At the NAIC Spring 2016 National Meeting, the Valuation of Securities Task Force (VOSTF) focused on upcoming money market fund reforms, loan-backed and structured securities, and Jumpstart exceptions.
Before the meeting, the VOSTF held several conference calls. During those calls, they received the American Council of Life Insurers (ACLI) report on changes in the derivative market and recommended to the Financial Condition Committee that the NAIC retain the Derivative Instruments Model Regulation.
Money market fund (MMF) reform is one of the most significant items that the VOSTF is addressing.
In response to the SEC’s requirement that institutional prime MMFs report a floating Net Asset Value (NAV), the VOSTF adopted an amendment to remove the Class 1 List from the Purposes and Procedures Manual (P&P Manual) of the NAIC Capital Markets & Investment Analysis Office. This will be effective September 30, 2016.
There are Industry concerns that if the list is removed, the affected funds would need to be reclassified to Schedule D Part 2, Section 2 (D-2.2). This reclassification would require a much higher RBC charge, even though nothing about the funds have actually changed. These funds are used by insurers for liquidity and to generate a small amount of interest on otherwise un-invested cash, while most D-2.2 assets are used for long-term capital appreciation and to hedge against inflation risk.

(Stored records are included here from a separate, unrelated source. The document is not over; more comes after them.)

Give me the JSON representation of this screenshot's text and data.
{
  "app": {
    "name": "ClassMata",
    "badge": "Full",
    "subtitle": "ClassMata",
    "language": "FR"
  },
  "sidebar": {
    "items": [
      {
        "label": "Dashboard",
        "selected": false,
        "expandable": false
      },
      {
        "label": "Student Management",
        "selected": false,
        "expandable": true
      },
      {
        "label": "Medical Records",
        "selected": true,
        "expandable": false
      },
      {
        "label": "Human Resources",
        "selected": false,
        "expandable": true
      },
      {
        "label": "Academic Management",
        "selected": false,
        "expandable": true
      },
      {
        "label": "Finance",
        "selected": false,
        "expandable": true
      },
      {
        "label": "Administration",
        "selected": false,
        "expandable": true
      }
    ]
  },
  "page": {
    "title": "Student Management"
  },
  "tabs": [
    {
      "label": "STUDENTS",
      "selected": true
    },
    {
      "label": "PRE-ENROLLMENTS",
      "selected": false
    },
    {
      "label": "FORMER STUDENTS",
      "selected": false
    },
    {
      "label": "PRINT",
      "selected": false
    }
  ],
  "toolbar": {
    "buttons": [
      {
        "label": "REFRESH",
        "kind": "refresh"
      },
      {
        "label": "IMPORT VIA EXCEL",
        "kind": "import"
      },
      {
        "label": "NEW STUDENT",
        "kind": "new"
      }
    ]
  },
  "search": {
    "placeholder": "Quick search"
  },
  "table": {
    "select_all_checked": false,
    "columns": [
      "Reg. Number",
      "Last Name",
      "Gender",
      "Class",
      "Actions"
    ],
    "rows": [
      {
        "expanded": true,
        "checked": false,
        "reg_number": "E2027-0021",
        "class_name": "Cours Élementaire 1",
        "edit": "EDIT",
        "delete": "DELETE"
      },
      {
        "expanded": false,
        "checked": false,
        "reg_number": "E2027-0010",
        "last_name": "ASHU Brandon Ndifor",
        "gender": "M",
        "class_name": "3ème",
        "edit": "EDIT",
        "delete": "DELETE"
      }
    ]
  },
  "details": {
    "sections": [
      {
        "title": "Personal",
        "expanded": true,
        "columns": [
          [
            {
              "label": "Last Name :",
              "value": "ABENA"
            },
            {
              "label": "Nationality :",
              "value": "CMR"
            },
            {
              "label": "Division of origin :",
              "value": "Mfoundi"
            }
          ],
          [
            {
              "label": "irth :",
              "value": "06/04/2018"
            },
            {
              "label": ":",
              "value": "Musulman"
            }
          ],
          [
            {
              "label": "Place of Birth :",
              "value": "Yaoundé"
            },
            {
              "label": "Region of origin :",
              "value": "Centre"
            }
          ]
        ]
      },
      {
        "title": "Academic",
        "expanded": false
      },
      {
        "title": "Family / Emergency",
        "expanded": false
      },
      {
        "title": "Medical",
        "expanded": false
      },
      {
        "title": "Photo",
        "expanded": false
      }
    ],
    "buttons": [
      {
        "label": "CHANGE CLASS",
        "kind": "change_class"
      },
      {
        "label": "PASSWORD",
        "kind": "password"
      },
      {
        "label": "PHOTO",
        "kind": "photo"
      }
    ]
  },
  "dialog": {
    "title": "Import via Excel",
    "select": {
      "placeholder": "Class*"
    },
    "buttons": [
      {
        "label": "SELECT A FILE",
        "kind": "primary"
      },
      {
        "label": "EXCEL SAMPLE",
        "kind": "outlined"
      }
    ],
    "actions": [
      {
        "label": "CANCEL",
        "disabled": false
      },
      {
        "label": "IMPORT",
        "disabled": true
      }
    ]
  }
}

During the NAIC Spring 2016 National Meeting, the NAIC clarified that MMFs could still qualify for Schedule DA treatment and the corresponding RBC charge because MMFs are listed in SSAP 2 as an example of a short-term asset. NAIC staff suggested that MMFs be placed under the “Other Short-Term Assets” Category on Schedule DA. After this discussion, Industry was more receptive to the possible deletion of the Class 1 List. There is currently a referral to delete the category from the Annual Statement Blanks and to remove the category from Schedule DA.
The Securities Valuation Office (SVO) has undertaken several efforts to modernize their computer systems and update how securities are filed. These efforts will also help reduce Jumpstart exceptions, which are caused when securities are reported as filing exempt by an insurer but do not appear on the SVO’s credit rating provider feeds.

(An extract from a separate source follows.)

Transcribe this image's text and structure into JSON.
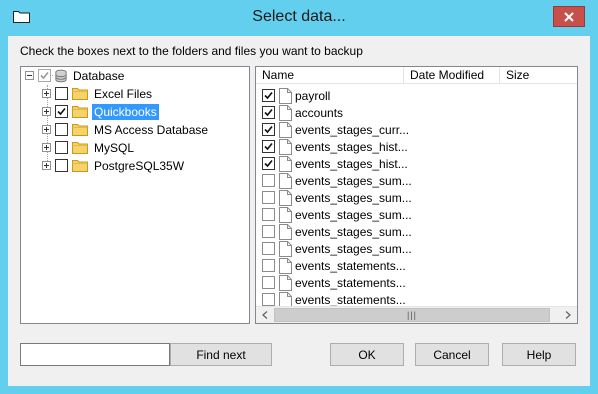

As the SVO redesigns their systems to make filing securities easier and more efficient, the SVO staff and Industry representatives have created a statement of guiding principles. The SVO has also been improving functionality in the AVS+ service to provide greater coverage and more information to Industry about securities. The SVO has already added Bank Loan ratings to AVS and their credit rating feeds. Additionally, they will include international securities identified by ISINs, as well as an indicator marking if a security is a structured note.
The SVO also detailed several other issues causing Jumpstart exceptions. The largest category of exceptions relates to private letter rating securities; in these cases, the SVO recommends that insurers file evidence of a private rating with the SVO. Other exceptions include: instances when an NRSRO displays a rating on its website but the SVO does not receive one; insurers using ratings not received directly from the NRSRO; pre-refunded securities; and government-guaranteed securities. In most cases, the SVO’s recommendation is that insurers should file these securities with the SVO.
Some in Industry objected to this report. They explained that it is not their responsibility to supply the SVO with ratings that they’ve obtained, that filing all of these securities would be cost-prohibitive, and that Jumpstart exceptions are not inherently an issue because in these cases the insurer simply presents their reasoning to the examiner and the issue is resolved. The report is exposed for a 30-day comment period. The VOSTF approved a motion to form a Working Group to address these issues in more detail.
The VOSTF also received a proposal from the SVO to amend the definition of “Loan-Backed and Structured Securities” in SSAP 43R. Industry had expressed concerns that the current definition is too inclusive and should be changed to be more precise, in order to avoid including assets that have fundamentally different economic characteristics than mortgage- and asset-backed securities (such as credit tenant loans). The proposed definition of “Loan-Backed and Structured Securities” is as follows:
1) The legal isolation and pooling of; 2) a finite number of cash generating assets; 3) each from a different obligor; 4) in a trust; where 5) the cash flow from the collateral assets is used to pay the holders of the securities.
The proposal was exposed for a 60-day comment period.
The VOSTF adopted an amendment to the P&P Manual to include Italian GAAP as a Standard that’s allowed to be presented without reconciliation to US GAAP or IFRS. The SVO will also study Belgium GAAP to determine if it can be added to the list of approved NFPS as well.